Technological developments such as the smartphone, public wireless internet and voice-control interfaces allow us to share and consume information faster and more frequently. And this has actually shaped the way that information is shared on the internet. Most news sources, for example, offer bite-sized updates for online users rather than full-length editorial pieces.
Today, our reading habits, online activities and attention spans are constantly evolving, and content marketing that evolves with them will be all the more effective. Some content marketing strategies are even already in the process of employing technological developments to create personalized experiences for their users. But how?

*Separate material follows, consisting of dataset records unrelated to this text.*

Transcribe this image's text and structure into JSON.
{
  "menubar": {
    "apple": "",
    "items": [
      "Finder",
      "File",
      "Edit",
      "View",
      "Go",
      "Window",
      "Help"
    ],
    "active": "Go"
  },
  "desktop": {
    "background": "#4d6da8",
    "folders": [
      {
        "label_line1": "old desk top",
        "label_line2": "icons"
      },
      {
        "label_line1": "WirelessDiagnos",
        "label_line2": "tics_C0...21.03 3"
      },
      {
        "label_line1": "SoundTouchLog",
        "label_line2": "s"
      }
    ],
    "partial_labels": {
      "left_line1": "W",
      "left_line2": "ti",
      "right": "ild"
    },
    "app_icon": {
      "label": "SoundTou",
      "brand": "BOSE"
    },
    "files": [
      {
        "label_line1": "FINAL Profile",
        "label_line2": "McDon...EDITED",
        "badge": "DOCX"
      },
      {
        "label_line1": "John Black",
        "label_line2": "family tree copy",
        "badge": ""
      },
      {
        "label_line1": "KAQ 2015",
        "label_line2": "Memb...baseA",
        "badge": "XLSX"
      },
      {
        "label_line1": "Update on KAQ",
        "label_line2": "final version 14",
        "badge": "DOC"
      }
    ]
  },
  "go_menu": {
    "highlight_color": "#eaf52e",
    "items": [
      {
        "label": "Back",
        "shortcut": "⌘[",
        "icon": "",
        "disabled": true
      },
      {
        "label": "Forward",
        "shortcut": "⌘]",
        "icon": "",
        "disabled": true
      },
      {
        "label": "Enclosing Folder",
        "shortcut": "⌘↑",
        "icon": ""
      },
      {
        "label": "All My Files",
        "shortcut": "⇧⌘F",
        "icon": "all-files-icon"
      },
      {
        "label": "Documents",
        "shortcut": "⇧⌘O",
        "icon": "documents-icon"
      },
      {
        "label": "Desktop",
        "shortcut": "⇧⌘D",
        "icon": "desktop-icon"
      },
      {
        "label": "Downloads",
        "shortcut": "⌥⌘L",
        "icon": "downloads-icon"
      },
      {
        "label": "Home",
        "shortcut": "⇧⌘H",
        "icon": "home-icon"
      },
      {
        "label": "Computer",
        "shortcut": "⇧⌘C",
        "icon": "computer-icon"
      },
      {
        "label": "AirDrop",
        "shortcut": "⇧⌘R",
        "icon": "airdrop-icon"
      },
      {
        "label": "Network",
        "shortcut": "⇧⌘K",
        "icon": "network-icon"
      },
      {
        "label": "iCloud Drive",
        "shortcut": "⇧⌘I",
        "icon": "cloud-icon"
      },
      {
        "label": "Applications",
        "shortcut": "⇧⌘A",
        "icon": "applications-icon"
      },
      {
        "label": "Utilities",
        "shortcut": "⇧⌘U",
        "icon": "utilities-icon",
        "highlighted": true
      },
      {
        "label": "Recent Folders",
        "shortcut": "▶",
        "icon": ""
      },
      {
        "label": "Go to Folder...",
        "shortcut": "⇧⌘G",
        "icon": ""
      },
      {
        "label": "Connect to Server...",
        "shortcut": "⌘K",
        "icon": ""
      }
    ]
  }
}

With the help of big data. These are the huge data sets made up of the information we share online. From things we post on Facebook to our memberships with certain apps and websites to things we enter into Google, big data knows all. These massive sets of data are what websites use to make sure you see content tailored to your taste.
As we know, the best advertising makes a personal connection to the customer. Big data provides opportunities for personalization on a whole new level. The advertising industry is set for a revolution, and content marketing is just the beginning.
In Review: Global Content Marketing Book Summary
The key message in this book:
Global content marketing is the most effective way to win and maintain a loyal customer base. Content marketing promotes a deeper understanding of your target audience and their needs, while also opening up new opportunities for your company to optimize its marketing approach and strengthen internal processes.
Create a new story.
Next time you don’t know what to write about, think about the last thing that surprised/annoyed you. Even though sometimes it seems as if everything has already been said, there are always new ideas or new dots to connect, new ways to offer insights or surprising facts.
Suggested further reading: Everybody Writes by Ann Handley
Everybody Writes (2014) gives you invaluable advice on how to create great content, from using correct grammar to crafting engaging posts, tweets and emails. With just a handful of simple rules, this book summary will help you gain a better understanding of how to use the right words to keep customers coming back for more.